Select and copy out every line in the records containing "dropdown".

Material provided Start Marker

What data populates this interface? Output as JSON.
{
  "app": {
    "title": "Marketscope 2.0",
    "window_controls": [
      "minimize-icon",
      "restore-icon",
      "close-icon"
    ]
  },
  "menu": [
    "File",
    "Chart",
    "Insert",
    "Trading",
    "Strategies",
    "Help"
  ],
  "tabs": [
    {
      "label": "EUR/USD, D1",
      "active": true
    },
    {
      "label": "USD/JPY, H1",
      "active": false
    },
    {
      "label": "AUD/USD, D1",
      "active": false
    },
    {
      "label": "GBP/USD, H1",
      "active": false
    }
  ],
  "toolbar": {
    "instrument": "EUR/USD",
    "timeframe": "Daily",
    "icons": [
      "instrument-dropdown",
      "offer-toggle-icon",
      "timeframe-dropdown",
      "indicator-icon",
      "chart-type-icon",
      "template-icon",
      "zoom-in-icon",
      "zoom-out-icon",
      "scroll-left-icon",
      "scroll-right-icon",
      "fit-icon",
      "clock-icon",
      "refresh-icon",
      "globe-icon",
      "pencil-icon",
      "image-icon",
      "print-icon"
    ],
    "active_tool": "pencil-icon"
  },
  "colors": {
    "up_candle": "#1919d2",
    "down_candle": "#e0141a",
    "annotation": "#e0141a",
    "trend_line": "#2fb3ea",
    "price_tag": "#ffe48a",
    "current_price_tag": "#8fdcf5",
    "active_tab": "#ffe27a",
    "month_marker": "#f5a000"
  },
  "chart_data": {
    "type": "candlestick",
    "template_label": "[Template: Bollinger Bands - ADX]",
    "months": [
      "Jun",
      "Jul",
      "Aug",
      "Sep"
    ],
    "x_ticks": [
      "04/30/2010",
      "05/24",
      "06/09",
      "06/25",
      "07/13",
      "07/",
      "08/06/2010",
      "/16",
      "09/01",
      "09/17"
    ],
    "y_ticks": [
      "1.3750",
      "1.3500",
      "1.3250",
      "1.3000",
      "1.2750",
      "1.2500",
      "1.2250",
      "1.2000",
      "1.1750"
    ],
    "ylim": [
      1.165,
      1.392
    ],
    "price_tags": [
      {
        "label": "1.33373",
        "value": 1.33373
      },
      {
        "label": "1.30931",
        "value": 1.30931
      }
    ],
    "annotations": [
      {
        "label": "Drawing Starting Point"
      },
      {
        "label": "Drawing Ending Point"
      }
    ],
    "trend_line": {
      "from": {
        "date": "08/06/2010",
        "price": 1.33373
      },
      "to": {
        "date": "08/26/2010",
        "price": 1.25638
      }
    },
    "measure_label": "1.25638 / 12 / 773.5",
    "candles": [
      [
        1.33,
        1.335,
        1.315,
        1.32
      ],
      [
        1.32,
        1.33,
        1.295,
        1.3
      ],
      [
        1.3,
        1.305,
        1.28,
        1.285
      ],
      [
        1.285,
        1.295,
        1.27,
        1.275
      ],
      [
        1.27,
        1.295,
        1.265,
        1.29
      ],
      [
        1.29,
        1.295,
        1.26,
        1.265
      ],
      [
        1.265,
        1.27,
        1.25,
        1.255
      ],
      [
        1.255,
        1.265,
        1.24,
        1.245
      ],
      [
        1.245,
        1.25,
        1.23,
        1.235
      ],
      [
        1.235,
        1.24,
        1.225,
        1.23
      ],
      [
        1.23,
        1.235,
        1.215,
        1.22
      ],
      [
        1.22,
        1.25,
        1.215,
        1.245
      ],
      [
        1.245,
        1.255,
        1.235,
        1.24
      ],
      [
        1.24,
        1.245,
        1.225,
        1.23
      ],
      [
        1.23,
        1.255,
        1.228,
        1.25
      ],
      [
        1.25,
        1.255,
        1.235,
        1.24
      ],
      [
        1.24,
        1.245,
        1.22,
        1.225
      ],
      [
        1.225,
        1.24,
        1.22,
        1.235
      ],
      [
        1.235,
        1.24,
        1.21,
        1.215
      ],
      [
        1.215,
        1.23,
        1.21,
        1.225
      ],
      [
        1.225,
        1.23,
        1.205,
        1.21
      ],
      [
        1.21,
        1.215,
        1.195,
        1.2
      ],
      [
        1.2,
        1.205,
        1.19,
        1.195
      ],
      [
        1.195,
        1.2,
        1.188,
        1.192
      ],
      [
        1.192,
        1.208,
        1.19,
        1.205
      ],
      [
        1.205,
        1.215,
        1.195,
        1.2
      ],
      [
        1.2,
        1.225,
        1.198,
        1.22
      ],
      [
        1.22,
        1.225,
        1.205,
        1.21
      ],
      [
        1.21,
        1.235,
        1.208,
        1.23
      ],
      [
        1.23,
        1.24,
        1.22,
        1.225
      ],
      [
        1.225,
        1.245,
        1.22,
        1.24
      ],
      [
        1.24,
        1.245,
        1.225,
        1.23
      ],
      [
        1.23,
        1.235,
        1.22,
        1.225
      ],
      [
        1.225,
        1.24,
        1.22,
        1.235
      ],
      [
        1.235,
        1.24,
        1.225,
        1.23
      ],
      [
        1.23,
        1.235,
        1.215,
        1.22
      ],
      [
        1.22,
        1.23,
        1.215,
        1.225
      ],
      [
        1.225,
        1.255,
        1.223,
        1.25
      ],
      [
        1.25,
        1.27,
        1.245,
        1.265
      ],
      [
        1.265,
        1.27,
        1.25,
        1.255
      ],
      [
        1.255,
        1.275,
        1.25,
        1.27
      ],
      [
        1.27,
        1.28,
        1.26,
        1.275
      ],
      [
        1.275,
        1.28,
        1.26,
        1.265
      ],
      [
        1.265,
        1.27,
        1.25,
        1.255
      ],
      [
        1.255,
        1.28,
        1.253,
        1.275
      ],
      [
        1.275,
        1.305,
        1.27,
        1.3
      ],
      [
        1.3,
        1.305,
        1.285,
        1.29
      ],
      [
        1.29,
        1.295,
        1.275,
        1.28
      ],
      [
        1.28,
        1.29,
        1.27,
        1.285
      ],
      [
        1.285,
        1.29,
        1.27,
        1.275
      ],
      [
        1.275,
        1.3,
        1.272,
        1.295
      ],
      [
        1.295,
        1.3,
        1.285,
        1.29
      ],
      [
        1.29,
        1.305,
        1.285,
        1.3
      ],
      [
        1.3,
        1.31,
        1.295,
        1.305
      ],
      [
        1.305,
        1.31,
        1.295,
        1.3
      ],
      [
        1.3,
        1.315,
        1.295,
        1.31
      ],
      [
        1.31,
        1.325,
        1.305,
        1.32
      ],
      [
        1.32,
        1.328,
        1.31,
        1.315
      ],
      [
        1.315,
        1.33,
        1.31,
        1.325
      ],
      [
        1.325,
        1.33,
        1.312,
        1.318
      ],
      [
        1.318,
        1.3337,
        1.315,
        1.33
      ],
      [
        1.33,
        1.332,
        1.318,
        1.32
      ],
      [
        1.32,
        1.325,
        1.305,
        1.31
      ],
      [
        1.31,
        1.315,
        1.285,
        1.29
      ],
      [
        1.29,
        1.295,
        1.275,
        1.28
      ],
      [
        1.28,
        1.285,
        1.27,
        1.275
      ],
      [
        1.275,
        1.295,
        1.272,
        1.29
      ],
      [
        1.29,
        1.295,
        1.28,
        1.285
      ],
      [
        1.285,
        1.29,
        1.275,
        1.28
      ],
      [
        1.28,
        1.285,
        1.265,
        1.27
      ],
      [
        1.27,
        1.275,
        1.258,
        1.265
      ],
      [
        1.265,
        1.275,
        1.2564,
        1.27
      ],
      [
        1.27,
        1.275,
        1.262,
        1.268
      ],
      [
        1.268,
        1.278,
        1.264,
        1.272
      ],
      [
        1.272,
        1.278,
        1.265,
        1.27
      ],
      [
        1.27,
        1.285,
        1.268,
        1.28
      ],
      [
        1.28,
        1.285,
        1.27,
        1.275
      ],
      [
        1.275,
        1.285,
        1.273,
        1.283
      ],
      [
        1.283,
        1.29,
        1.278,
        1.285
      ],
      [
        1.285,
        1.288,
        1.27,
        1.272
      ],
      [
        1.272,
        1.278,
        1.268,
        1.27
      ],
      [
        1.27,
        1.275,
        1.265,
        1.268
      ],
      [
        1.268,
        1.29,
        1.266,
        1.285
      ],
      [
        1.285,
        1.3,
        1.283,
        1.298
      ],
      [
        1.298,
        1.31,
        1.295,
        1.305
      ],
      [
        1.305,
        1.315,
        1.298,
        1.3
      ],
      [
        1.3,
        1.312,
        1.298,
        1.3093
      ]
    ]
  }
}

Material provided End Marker

Reply →
      "instrument-dropdown",
      "timeframe-dropdown",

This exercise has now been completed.